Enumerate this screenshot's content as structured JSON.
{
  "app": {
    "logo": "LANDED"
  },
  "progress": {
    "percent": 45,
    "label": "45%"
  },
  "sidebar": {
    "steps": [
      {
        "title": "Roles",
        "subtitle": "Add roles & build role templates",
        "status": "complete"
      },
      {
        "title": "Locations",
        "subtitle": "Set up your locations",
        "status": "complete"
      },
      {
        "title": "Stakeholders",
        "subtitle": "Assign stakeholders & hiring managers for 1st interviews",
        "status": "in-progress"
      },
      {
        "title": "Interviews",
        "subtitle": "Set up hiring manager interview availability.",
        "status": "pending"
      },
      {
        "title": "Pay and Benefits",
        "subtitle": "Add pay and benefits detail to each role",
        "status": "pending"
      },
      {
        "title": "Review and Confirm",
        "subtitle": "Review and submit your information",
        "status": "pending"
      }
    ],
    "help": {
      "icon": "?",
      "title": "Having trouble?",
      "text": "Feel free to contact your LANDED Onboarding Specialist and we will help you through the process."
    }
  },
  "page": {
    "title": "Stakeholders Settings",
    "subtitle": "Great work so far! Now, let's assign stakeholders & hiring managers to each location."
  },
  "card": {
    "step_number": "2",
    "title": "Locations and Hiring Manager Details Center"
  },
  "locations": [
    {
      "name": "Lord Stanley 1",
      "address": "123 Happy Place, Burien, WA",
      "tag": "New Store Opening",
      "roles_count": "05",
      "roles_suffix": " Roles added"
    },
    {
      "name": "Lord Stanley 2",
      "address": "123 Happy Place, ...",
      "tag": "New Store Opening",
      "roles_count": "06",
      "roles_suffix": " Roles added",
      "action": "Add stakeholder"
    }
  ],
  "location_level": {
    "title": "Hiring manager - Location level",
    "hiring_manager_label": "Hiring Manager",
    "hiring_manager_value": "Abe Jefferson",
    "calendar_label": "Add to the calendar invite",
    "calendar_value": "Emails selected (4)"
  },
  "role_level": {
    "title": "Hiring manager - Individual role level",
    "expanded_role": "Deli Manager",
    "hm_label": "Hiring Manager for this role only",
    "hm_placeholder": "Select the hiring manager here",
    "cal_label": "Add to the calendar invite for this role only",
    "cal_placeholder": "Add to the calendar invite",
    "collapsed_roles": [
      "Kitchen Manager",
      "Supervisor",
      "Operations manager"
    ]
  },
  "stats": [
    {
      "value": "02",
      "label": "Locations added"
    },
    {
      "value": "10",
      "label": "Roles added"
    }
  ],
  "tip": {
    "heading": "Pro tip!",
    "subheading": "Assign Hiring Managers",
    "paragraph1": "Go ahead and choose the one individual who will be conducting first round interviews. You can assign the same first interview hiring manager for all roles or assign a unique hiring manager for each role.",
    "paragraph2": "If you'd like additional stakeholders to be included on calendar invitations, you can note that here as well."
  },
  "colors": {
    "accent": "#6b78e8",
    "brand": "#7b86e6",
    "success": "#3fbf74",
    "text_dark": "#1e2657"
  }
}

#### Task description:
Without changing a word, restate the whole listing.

#### Completed exercise:
Enumerate this screenshot's content as structured JSON.
{
  "app": {
    "logo": "LANDED"
  },
  "progress": {
    "percent": 45,
    "label": "45%"
  },
  "sidebar": {
    "steps": [
      {
        "title": "Roles",
        "subtitle": "Add roles & build role templates",
        "status": "complete"
      },
      {
        "title": "Locations",
        "subtitle": "Set up your locations",
        "status": "complete"
      },
      {
        "title": "Stakeholders",
        "subtitle": "Assign stakeholders & hiring managers for 1st interviews",
        "status": "in-progress"
      },
      {
        "title": "Interviews",
        "subtitle": "Set up hiring manager interview availability.",
        "status": "pending"
      },
      {
        "title": "Pay and Benefits",
        "subtitle": "Add pay and benefits detail to each role",
        "status": "pending"
      },
      {
        "title": "Review and Confirm",
        "subtitle": "Review and submit your information",
        "status": "pending"
      }
    ],
    "help": {
      "icon": "?",
      "title": "Having trouble?",
      "text": "Feel free to contact your LANDED Onboarding Specialist and we will help you through the process."
    }
  },
  "page": {
    "title": "Stakeholders Settings",
    "subtitle": "Great work so far! Now, let's assign stakeholders & hiring managers to each location."
  },
  "card": {
    "step_number": "2",
    "title": "Locations and Hiring Manager Details Center"
  },
  "locations": [
    {
      "name": "Lord Stanley 1",
      "address": "123 Happy Place, Burien, WA",
      "tag": "New Store Opening",
      "roles_count": "05",
      "roles_suffix": " Roles added"
    },
    {
      "name": "Lord Stanley 2",
      "address": "123 Happy Place, ...",
      "tag": "New Store Opening",
      "roles_count": "06",
      "roles_suffix": " Roles added",
      "action": "Add stakeholder"
    }
  ],
  "location_level": {
    "title": "Hiring manager - Location level",
    "hiring_manager_label": "Hiring Manager",
    "hiring_manager_value": "Abe Jefferson",
    "calendar_label": "Add to the calendar invite",
    "calendar_value": "Emails selected (4)"
  },
  "role_level": {
    "title": "Hiring manager - Individual role level",
    "expanded_role": "Deli Manager",
    "hm_label": "Hiring Manager for this role only",
    "hm_placeholder": "Select the hiring manager here",
    "cal_label": "Add to the calendar invite for this role only",
    "cal_placeholder": "Add to the calendar invite",
    "collapsed_roles": [
      "Kitchen Manager",
      "Supervisor",
      "Operations manager"
    ]
  },
  "stats": [
    {
      "value": "02",
      "label": "Locations added"
    },
    {
      "value": "10",
      "label": "Roles added"
    }
  ],
  "tip": {
    "heading": "Pro tip!",
    "subheading": "Assign Hiring Managers",
    "paragraph1": "Go ahead and choose the one individual who will be conducting first round interviews. You can assign the same first interview hiring manager for all roles or assign a unique hiring manager for each role.",
    "paragraph2": "If you'd like additional stakeholders to be included on calendar invitations, you can note that here as well."
  },
  "colors": {
    "accent": "#6b78e8",
    "brand": "#7b86e6",
    "success": "#3fbf74",
    "text_dark": "#1e2657"
  }
}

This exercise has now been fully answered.